“Selling out,” as a concept, depended on there being some place that was “in”—some zone apart from pure commerce, in which a person might keep their art or their dignity or their sense of selfhood. This was back in the time when you could ride an elevator or take a taxi without commercials playing at you.
Even though most people thought it was better to have more money than less money, the process of selling out was still seen as corrupting and dishonest. You had a feeling, say a yearning for romantic love, and maybe you wrote a song that was meant to express that feeling, and you sold it to some people who liked the music and the feeling—and, then, someone offered you much more money than that to take 30 seconds of that song and use it to express the feeling of yearning for a Chevy Cavalier.
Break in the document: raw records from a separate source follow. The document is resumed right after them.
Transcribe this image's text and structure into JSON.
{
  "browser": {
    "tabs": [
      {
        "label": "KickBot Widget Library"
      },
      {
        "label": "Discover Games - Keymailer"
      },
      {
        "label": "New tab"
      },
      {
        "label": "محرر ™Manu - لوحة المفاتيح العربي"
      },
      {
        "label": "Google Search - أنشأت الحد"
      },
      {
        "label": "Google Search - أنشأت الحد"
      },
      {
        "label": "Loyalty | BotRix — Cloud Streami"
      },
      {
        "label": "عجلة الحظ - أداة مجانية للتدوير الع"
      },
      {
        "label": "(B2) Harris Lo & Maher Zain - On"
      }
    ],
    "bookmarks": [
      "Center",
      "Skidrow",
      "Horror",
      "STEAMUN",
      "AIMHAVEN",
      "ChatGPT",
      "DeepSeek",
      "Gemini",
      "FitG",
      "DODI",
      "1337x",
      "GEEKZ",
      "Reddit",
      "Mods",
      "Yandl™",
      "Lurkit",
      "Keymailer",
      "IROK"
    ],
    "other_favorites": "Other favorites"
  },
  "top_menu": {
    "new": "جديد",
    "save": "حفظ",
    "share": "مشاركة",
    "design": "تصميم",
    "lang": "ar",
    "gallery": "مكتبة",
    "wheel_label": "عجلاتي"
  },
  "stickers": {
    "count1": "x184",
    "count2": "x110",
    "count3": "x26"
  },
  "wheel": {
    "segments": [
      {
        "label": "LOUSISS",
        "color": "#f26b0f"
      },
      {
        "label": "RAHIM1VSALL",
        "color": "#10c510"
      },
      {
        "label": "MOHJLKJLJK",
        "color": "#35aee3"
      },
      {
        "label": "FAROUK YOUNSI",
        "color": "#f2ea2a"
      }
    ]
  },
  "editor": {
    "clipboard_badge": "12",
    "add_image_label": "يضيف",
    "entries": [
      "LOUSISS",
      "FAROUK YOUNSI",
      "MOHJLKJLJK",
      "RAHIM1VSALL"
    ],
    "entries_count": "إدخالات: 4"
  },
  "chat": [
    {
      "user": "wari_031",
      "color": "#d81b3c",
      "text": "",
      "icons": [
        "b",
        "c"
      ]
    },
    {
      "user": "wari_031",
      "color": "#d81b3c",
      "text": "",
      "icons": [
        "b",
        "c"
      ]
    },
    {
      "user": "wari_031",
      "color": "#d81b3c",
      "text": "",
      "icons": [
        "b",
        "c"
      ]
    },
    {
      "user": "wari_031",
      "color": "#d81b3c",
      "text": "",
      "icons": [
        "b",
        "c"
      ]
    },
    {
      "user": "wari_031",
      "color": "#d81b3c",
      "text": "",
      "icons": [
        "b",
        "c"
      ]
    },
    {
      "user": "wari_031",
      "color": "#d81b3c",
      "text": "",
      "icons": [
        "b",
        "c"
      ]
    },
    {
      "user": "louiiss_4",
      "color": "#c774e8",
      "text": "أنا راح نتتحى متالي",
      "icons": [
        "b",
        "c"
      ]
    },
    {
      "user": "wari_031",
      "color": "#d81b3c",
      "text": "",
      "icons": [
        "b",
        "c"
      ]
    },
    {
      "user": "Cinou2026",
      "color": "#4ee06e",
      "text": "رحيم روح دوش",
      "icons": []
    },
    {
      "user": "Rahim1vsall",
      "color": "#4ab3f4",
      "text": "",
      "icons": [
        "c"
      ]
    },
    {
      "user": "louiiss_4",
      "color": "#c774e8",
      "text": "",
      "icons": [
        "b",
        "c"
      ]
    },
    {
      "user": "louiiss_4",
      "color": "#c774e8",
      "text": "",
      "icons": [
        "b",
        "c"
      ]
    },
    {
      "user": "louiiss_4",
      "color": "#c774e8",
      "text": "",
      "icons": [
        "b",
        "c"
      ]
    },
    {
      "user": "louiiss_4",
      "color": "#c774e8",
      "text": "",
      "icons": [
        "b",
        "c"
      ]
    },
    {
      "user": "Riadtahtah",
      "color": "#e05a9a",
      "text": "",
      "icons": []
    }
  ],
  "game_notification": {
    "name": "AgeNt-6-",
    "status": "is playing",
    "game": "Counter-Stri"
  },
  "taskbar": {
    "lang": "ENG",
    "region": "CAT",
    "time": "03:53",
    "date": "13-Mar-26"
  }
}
Hearing a song you liked in a car commercial was a bad thing!
Obviously things have changed since then. Competition has crowded out all other ideologies as a source of purpose and meaning, and money is the simplest way to keep score in the competition. Advertising has grown beyond all limits; anything to which a person might pay attention can therefore be (is, therefore) monetized. All human experience is for sale and to be human is to be a salesperson.
So the brand-people living in the brand ecosystem are finding new branding niches to exploit. Taylor Lorenz wrote in the Atlantic about how people are making posts on their social-media accounts in which they pretend to have been paid to endorse a commercial product, even though they haven’t:
Sydney Pugh, a lifestyle influencer in Los Angeles, recently staged a fake ad for a local cafe, purchasing her own mug of coffee, photographing it, and adding a promotional caption carefully written in that particular style of ad speak anyone who spends a lot of time on Instagram will recognize. “Instead of [captioning] ‘I need coffee to get through the day,’ mine will say ‘I love Alfred’s coffee because of A, B, C,’” Pugh told me. “You see the same things over and over on actual sponsored posts, so it becomes really easy to emulate, even if you’re not getting paid.”
Where once someone could get in trouble for taking a promotional junket and writing about it without disclosure, Lorenz now described people trying to make their regular vacations look like junkets. If the commodities will pay for you, that makes you a valuable commodity. Teens are looking suspiciously at other teens’ posts, seeing who might be faking their brand connections to try to impress other people—or to impress brands, so they may get actual sponsorships.
This is undermining the whole original business of having brands pay people to pretend they like or use their products!
Though it may seem like a useful tactic when you’re starting out, more established influencers worry that fake sponcon is creating a race to the bottom. Because brands can piggyback off of waves of unpaid influencer promoters, some have ceased paying influencers completely, or now pay rates far below what they previously spent.
“I don’t think people know they’re screwing each other over,” said CJ OperAmericano, a 22-year-old TikTok star. She has watched rates plummet as the industry becomes more saturated, and she recently lost out on a brand campaign to someone who offered to do it for a tenth of the price.
At last, the long inexorable journey from subway cars covered in illegal graffiti to subway cars wrapped in graffiti-style advertisements is moving in reverse. If everything is an ad, then unpaid advertising is the only meaningful form of sabotage.